The film has a charm which only works because Cusack balances the comedy and action so perfectly. Not a traditional action hero type actor, Cusack holds his own, from a shoot-out in a convenience store, a fantastic fist-fight in a high-school hallway and the finale which mixes a gun battle with a earnest, romantic apology. The fact it manages to walk this line so well is what makes Grosse Point Blank so watchable.
It also helps that the characters supporting Cusack are written successfully. From his obsessive secretary played by John’s sister Joan Cusack, through to the old friend trying to relive glory days in Jeremy Piven. The film even boasts an impressive villain in Dan Aykroyd who has little to do but steals the scenes he’s in. Its the chemistry between love interest Minnie Driver and Cusack which makes the story successful though. Driver’s Deb Newberry gives as good as she gets and is not the damsel-in-distress. She bounces off Cusack and a long lost relationship feels believable between them.
This is a film celebrating a high-school reunion from the 80s and the soundtrack compliments this well. The music is a key part of the movie, not just because the choice of songs are stand-out. Some scenes are made better for the music chosen, from the music played as Cusack’s Blank enters Grosse Pointe through to one key scene involving Blank and a impromptu baby.
With all these fantastic elements making the film work so well, it seems a shame that the movie struggles to maintain the pace towards the more action focused ending. Its a film where the strength is in the story, not the action but because the finale relies so much on that action, it feels rushed and far too easily resolved.
Overall, Grosse Point Blank is a film which mixes action and mid-life crisis well. Cusack is effortlessly cool and perfectly matched by Driver’s love interest.

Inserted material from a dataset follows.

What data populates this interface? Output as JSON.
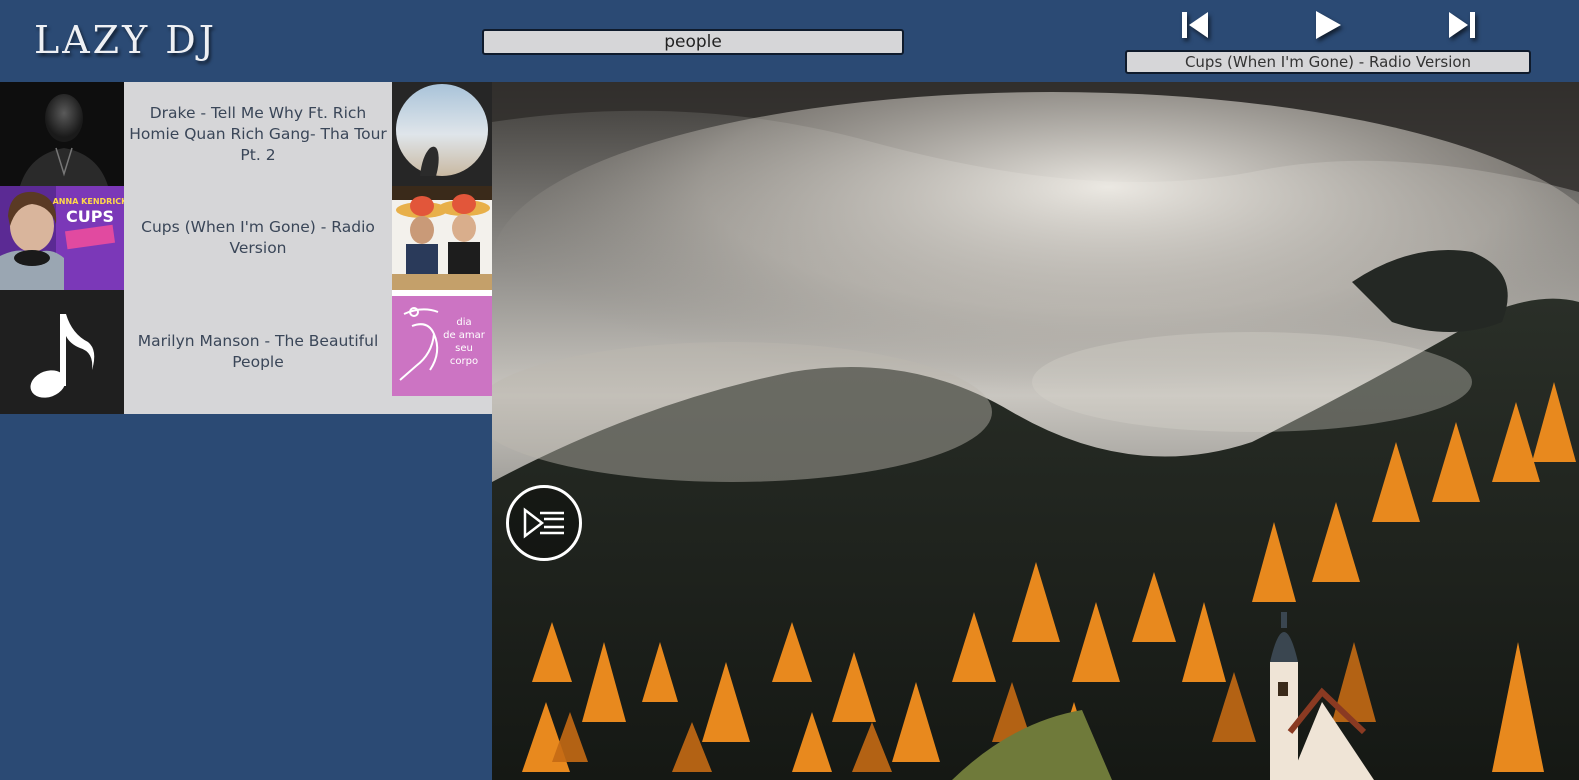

The supporting cast help sell the clever set-up and interesting story, with a killer soundtrack to piece it all back together.
Rating – 4
(1 – Awful, 2 – Average, 3 – Good, 4 – Great, 5! – Must See)
As always get in touch below with a comment but also like our page on Facebook (Distinct Chatter) or follow us on Twitter – @distinctchat